(Supplied data)

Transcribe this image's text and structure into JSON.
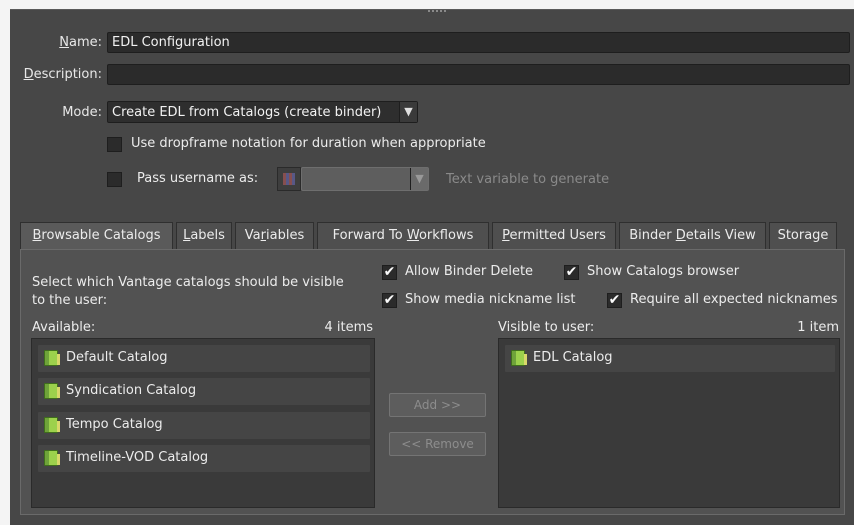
{
  "form": {
    "name_label_u": "N",
    "name_label_rest": "ame:",
    "name_value": "EDL Configuration",
    "description_label_u": "D",
    "description_label_rest": "escription:",
    "description_value": "",
    "mode_label": "Mode:",
    "mode_value": "Create EDL from Catalogs (create binder)",
    "dropframe_label": "Use dropframe notation for duration when appropriate",
    "dropframe_checked": false,
    "pass_username_label": "Pass username as:",
    "pass_username_checked": false,
    "pass_username_value": "",
    "text_variable_placeholder": "Text variable to generate"
  },
  "tabs": [
    {
      "pre": "",
      "u": "B",
      "post": "rowsable Catalogs",
      "active": true
    },
    {
      "pre": "",
      "u": "L",
      "post": "abels",
      "active": false
    },
    {
      "pre": "Va",
      "u": "r",
      "post": "iables",
      "active": false
    },
    {
      "pre": "Forward To ",
      "u": "W",
      "post": "orkflows",
      "active": false
    },
    {
      "pre": "",
      "u": "P",
      "post": "ermitted Users",
      "active": false
    },
    {
      "pre": "Binder ",
      "u": "D",
      "post": "etails View",
      "active": false
    },
    {
      "pre": "Storage",
      "u": "",
      "post": "",
      "active": false
    }
  ],
  "catalogs_tab": {
    "description_line1": "Select which Vantage catalogs should be visible",
    "description_line2": "to the user:",
    "allow_binder_delete": "Allow Binder Delete",
    "allow_binder_delete_checked": true,
    "show_catalogs_browser": "Show Catalogs browser",
    "show_catalogs_browser_checked": true,
    "show_media_nickname_list": "Show media nickname list",
    "show_media_nickname_list_checked": true,
    "require_all_expected_nicknames": "Require all expected nicknames",
    "require_all_expected_nicknames_checked": true,
    "available_label": "Available:",
    "available_count": "4 items",
    "available_items": [
      "Default Catalog",
      "Syndication Catalog",
      "Tempo Catalog",
      "Timeline-VOD Catalog"
    ],
    "visible_label": "Visible to user:",
    "visible_count": "1 item",
    "visible_items": [
      "EDL Catalog"
    ],
    "add_button": "Add >>",
    "remove_button": "<< Remove"
  },
  "icons": {
    "catalog": "catalog-icon",
    "check": "✔",
    "dropdown": "chevron-down-icon",
    "variable": "variable-icon"
  }
}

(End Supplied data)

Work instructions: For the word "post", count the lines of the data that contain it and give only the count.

Exercise response: 7